Probably beyond late now, but I’ll create a docs issue to add mention of the keep out area for the Core datasheets as well. We should simply be able to link to the new photon (with headers) land pattern with a note about the keep out.

As Andy says with a Photon up on headers, your ground plane won’t affect the performance too much… unless you are trying to reach a WAP on the other side of that ground plane.

I’m going to rename this topic to Core/Photon keepout zone to help people searching for this thing in the forums as well.

EDIT: Github issue added:

This is a pretty standard zone for a tiny-wifi device. I asked specifically about the core keepout about this time a year ago:

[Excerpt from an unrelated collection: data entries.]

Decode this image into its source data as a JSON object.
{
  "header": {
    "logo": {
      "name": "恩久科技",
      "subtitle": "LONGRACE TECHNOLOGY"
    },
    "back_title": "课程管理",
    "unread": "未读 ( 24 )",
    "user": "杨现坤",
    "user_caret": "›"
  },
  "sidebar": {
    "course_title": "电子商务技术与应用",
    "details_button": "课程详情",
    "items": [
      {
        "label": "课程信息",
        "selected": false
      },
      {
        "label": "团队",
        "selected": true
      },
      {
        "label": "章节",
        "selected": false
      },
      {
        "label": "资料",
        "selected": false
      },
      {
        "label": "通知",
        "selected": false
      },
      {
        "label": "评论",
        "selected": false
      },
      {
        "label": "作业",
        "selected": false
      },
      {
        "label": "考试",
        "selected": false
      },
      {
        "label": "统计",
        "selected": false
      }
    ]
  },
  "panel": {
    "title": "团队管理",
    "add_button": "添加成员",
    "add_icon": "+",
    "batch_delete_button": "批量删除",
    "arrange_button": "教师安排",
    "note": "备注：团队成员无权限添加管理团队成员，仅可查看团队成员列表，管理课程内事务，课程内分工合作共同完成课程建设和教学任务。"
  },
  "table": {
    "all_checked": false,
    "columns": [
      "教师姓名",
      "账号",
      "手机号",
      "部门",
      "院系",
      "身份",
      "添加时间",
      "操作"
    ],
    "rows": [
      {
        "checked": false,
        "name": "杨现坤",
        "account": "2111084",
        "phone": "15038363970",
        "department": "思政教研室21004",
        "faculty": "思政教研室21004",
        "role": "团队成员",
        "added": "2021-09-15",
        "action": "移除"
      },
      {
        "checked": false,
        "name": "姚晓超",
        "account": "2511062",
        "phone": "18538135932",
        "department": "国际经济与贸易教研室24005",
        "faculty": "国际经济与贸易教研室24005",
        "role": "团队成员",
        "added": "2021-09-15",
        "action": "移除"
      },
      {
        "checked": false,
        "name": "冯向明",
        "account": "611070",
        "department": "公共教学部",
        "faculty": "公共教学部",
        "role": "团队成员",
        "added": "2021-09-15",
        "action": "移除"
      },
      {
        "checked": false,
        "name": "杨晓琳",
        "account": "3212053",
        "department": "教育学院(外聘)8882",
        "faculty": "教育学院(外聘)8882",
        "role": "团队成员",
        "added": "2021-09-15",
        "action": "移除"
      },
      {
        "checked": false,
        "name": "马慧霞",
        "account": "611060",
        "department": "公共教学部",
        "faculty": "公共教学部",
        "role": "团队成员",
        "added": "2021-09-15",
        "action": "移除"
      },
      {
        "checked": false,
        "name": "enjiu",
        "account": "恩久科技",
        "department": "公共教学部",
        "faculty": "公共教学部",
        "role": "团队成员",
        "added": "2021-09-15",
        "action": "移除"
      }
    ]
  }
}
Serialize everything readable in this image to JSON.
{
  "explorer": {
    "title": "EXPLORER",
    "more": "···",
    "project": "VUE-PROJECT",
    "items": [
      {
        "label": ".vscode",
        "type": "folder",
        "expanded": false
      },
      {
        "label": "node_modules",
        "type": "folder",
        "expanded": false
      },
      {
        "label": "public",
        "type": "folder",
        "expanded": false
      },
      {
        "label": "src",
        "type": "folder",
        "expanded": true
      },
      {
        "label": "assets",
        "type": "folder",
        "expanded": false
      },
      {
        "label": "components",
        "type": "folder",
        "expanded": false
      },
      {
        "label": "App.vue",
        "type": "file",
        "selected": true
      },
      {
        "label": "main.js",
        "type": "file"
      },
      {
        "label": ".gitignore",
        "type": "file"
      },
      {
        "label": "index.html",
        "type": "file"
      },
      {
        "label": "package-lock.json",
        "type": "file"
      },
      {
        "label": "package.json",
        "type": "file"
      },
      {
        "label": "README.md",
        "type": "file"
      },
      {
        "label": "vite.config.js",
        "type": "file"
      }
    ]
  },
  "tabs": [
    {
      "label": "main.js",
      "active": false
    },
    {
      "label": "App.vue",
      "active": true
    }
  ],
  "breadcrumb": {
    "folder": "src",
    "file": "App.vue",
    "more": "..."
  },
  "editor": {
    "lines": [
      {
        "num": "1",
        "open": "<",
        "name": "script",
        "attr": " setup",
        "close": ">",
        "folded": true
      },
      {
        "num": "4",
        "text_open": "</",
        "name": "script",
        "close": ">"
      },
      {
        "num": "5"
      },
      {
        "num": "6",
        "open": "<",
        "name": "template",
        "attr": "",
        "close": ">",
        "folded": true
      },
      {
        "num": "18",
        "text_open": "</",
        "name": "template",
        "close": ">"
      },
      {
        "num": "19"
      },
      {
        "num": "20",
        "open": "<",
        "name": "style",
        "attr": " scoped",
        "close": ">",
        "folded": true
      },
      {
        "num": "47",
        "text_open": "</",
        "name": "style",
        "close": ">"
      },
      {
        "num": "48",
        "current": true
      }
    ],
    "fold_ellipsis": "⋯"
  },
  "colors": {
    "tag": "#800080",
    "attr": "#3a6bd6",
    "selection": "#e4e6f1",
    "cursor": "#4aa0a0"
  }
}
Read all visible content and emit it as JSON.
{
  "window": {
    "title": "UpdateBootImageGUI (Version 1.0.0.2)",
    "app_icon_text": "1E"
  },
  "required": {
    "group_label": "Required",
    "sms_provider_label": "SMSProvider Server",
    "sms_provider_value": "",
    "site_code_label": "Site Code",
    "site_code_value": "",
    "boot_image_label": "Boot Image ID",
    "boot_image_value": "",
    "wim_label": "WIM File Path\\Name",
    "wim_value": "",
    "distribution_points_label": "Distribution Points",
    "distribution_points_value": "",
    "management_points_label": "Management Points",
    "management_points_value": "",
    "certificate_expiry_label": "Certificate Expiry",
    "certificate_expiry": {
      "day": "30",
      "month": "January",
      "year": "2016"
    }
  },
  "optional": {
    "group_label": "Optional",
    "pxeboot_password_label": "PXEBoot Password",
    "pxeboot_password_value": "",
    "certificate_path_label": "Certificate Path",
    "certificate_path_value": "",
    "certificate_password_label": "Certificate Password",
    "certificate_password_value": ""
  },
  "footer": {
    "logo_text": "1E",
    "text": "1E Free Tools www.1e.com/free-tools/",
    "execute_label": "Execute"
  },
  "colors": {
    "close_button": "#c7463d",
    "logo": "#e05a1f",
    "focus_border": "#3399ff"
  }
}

As mentioned, its basically impossible to test all the configs that people might put a RF device in, so keepouts are a recommendation vs. spec. It is pretty easy to come up with configurations where a design obeys the keepout completely and get little or no signal from the core/particle. These diagrams ought to be thought about as suggested boundaries on probable designs, your mileage my vary, especially with GHz signals.